The social history of Berkeley is fascinating in that some historical figures to have lost their lives here. The last Court Jester in England fell to his death from the Minstrel’s Gallery in the main hall and most notoriously, King Edward II was imprisoned at Berkeley and is also the scene of his supposed murder. Edward was imprisoned at Berkeley from April to September 1327, many attempts were made to rescue him between those dates - though successful on one occasion, he was eventually recaptured.
It is often said that he was killed with a red hot poker inserted somewhere unmentionable, but scholars believe it was more likely suffocation with a mattress. A death caused by red hot pokers would have caused quite the scene, and would not have gone unnoticed. Parliament were plainly told and accepted that Edward had “met with a fatal accident”.
Apparently “ghostly and harrowing” screams of murder can be heard coming from the 11ft deep dungeon and Edward’s prison cells every September 21st, the anniversary of his death.
This engraved barrel I found in the wine cellars seems rather apt. Surely given they held wine and cider, it should say “Pear”, but it quite clearly reads “FEAR ” - which is what I felt in the spooky dark cellars. I couldn’t imagine being kept in the dungeon at Berkeley would have been an altogether pleasant experience! There are arrow slits and murder holes all throughout the castle. It was a castle certainly built for war and death.
On a brighter note, the castle is available to hire for weddings and in my opinion would make the perfect venue for history enthusiasts and those wanting something a bit more special than your average function room. Had we not planned and executed our wedding within 9 weeks, I would have definitely chosen a venue like Berkeley. Can you imagine the photos? I would want the Tudor dancers there for entertainment or a falconry display.
Unfortunately I was rather unwell on the day we visited so I missed out on a walk around the grounds to see the Deer Park but we are without a doubt going back to explore further.

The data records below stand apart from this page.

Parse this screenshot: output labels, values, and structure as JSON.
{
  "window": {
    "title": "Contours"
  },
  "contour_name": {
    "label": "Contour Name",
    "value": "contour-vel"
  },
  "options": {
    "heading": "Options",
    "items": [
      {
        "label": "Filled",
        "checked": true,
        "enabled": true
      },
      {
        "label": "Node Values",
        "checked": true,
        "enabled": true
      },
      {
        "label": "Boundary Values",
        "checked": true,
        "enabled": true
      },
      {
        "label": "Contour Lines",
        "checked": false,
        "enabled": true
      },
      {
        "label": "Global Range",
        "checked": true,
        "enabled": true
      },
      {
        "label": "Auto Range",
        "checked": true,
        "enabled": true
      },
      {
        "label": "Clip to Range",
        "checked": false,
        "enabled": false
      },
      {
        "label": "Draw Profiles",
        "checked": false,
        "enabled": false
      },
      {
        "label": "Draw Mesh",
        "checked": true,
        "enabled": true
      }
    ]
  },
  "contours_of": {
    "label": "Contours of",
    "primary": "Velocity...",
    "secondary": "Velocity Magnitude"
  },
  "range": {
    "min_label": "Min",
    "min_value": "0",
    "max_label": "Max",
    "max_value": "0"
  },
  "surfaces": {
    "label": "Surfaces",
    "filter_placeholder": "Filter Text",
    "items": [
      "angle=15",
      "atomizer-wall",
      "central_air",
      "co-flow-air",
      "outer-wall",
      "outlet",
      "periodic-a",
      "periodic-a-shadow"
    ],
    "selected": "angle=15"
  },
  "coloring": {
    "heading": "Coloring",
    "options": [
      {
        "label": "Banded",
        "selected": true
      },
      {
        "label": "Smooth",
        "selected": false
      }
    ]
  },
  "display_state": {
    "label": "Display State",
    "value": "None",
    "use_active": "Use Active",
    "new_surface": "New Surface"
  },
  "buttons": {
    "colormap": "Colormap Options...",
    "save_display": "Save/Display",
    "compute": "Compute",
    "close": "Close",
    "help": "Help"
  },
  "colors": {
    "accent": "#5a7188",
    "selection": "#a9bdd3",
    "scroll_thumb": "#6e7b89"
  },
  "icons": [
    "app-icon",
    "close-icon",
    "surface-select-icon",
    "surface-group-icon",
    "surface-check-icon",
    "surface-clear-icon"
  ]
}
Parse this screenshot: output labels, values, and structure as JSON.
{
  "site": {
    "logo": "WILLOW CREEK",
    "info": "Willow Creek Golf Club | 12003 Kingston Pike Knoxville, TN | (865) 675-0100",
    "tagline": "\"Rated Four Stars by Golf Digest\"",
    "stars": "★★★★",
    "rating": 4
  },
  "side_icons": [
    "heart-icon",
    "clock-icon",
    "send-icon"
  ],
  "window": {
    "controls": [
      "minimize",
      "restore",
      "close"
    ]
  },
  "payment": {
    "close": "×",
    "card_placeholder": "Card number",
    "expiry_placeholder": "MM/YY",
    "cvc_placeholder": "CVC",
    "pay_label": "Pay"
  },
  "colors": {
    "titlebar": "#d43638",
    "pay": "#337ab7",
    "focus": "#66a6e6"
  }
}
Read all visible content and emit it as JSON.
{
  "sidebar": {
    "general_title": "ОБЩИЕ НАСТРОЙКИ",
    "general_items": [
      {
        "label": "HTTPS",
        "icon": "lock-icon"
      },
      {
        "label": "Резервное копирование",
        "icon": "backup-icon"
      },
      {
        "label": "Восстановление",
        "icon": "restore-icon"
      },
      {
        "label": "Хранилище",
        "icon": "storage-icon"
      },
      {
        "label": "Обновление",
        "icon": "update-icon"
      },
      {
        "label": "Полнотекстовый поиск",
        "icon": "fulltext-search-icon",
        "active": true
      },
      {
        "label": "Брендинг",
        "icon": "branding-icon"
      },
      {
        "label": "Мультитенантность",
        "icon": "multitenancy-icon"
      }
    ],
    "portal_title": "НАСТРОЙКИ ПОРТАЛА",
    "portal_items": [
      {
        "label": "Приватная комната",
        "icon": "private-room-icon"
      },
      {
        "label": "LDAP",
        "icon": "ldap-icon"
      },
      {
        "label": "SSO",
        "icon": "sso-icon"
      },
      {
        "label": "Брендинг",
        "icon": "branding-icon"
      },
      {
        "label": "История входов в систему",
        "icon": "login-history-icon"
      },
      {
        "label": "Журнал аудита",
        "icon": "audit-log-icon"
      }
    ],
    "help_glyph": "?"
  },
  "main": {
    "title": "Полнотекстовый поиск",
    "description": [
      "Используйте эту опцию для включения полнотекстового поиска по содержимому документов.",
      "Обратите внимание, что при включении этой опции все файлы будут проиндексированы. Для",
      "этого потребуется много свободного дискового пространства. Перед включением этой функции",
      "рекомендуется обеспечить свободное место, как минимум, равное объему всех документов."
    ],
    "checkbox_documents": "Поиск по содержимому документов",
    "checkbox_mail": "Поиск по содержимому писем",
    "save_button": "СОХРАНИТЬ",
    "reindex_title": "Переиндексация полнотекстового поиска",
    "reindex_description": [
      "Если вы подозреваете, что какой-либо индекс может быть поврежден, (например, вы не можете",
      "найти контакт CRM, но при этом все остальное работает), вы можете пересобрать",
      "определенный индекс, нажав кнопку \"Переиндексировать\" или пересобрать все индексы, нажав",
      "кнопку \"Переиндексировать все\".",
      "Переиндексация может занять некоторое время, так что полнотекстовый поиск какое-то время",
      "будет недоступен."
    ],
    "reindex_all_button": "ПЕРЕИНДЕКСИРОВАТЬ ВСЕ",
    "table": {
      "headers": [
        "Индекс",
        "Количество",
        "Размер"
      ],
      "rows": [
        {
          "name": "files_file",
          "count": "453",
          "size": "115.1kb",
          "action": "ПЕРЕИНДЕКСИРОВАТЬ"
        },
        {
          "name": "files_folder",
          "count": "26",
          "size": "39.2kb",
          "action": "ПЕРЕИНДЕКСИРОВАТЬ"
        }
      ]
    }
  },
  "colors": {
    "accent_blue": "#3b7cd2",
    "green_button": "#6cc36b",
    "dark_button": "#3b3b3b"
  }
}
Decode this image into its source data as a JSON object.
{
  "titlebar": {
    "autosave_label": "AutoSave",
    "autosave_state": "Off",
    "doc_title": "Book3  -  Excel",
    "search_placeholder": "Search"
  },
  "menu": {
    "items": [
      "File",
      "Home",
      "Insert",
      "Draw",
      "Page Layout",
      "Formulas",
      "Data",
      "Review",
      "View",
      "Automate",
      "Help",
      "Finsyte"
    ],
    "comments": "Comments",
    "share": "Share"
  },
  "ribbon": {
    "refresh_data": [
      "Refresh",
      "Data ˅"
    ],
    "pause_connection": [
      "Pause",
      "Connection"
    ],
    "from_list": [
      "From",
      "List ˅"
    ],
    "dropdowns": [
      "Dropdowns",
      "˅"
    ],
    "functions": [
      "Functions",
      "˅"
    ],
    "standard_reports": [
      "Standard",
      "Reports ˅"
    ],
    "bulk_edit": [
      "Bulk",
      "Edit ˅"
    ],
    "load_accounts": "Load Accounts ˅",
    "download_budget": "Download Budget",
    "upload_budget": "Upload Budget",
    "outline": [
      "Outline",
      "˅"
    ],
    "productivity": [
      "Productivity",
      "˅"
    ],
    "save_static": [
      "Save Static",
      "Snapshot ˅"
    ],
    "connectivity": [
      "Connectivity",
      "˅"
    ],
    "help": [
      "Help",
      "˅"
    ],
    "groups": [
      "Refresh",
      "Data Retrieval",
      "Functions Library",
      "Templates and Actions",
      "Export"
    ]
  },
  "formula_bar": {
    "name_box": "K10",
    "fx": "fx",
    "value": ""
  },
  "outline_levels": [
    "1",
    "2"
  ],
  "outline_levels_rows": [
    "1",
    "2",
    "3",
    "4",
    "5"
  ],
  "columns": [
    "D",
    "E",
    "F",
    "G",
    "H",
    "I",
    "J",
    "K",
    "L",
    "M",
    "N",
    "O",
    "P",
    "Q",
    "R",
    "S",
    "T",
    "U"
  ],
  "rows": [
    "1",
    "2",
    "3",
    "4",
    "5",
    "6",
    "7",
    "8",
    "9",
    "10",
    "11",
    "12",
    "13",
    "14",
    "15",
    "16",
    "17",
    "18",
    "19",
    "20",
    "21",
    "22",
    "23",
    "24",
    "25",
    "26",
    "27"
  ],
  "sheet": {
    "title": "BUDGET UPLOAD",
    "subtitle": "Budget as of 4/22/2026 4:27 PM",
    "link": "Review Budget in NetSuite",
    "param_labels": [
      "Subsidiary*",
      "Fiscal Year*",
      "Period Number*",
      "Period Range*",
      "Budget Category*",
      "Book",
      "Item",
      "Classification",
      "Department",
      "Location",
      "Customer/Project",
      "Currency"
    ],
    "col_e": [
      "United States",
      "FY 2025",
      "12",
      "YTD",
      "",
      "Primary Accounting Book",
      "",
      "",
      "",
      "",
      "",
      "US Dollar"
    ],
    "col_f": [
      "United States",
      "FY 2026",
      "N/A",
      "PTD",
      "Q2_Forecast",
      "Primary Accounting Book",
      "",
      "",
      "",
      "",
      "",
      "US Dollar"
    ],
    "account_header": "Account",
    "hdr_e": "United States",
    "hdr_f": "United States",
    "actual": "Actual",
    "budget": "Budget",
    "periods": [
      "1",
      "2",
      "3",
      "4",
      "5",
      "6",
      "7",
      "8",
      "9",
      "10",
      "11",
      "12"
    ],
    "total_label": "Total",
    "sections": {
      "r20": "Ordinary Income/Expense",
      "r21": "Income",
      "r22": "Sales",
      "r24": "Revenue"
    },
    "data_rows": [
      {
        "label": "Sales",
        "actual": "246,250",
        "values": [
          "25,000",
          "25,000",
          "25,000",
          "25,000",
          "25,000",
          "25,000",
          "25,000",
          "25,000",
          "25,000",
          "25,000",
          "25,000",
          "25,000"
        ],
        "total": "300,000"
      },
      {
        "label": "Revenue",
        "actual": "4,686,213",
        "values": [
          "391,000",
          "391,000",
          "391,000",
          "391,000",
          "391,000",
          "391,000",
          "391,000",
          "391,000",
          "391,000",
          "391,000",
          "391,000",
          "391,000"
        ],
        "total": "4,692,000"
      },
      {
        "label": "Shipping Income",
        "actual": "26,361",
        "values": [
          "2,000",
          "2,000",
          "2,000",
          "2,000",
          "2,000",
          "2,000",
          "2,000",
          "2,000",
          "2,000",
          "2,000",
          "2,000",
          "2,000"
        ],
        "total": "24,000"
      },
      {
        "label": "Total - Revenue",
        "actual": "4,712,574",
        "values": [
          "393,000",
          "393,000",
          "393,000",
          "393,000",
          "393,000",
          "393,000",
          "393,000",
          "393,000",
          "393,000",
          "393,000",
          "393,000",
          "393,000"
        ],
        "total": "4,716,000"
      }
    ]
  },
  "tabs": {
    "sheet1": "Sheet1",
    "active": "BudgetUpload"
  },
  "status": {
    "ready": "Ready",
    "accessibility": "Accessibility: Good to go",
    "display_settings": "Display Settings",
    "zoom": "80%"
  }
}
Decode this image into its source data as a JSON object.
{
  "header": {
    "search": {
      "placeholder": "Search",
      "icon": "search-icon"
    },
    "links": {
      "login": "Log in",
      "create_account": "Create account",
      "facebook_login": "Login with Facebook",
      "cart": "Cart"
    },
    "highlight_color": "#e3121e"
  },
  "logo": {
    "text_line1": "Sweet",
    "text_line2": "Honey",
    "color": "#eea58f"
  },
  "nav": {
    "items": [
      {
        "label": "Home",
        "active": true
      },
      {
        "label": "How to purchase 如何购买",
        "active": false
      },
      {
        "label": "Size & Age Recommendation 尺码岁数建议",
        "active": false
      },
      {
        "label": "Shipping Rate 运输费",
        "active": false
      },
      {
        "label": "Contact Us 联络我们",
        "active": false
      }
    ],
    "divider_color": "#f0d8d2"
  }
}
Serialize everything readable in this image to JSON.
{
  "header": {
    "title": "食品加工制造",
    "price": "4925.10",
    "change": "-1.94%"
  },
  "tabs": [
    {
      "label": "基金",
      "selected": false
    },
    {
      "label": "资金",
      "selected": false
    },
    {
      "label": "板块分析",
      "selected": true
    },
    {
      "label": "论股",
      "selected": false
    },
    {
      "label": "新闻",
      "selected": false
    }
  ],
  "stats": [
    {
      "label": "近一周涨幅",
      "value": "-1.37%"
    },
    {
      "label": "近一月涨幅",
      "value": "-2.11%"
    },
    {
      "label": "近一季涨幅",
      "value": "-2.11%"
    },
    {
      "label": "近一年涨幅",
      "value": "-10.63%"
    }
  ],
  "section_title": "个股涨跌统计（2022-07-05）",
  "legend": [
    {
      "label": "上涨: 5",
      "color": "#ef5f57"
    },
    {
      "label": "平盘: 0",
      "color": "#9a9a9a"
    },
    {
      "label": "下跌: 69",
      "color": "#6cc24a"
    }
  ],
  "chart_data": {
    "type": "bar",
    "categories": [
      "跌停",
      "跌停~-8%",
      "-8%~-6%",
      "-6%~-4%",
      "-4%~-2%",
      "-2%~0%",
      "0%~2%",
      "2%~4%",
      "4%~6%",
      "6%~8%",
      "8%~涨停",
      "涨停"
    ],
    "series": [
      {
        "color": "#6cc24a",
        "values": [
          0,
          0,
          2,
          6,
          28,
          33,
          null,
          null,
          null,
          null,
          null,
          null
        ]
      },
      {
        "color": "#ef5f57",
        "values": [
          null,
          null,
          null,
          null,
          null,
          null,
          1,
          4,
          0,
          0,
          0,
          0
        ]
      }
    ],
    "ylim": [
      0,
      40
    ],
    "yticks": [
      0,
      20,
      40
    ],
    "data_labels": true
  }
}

I definitely need to return for on a day that this feathered friend will be put on display too. Our timings were slightly off to see him in flight but I can imagine watching him soar over the castle grounds and through the courtyards would be breathtaking.
Peregrine Falcon’s are just incredible - my husband and I are keen to have a go at flying some after stopping to chat to this Falcon tamer.
Check out Berkeley’s What On page to see when the Medieval Falconry Display will be returning if that’s your thing. They have all sorts of other activities listed too.
They have a good program of events from falconry, to archery to harvest festivals that are suitable for all the family and it makes a good place to return to discover different areas of the castle and grounds to participate in different activities with the kids.
I did manage to have a short stroll around the walled garden which was simply stunning.
Berkeley Castle is open from April to October with a few smaller events in the winter time (see website for dates) and is one place you should definitely put on your list for outings in the Cotswolds.
I would highly recommend that you either take a packed lunch or arrive early to eat in the Yurt (serving light lunches, tea and cake) before you take a look around the castle. Once you are in you won’t want to leave. Castle exploration on a hungry stomach is never good.
I was also asked to mention by another visitor (who overheard me telling a member of staff that I was blogging bout the day) that despite her being in a wheelchair, the staff of Berkeley Castle did everything they could to make the castle as accessible to her as possible and she was so grateful to them for their assistance and kindness. I have to agree with her that the staff made it just that bit more special. You can tell they take great pride in their workplace and its facilities.
Disclaimer: we were invited as guests of Berkeley Castle for the day, but opinions and recommendations are entirely our own.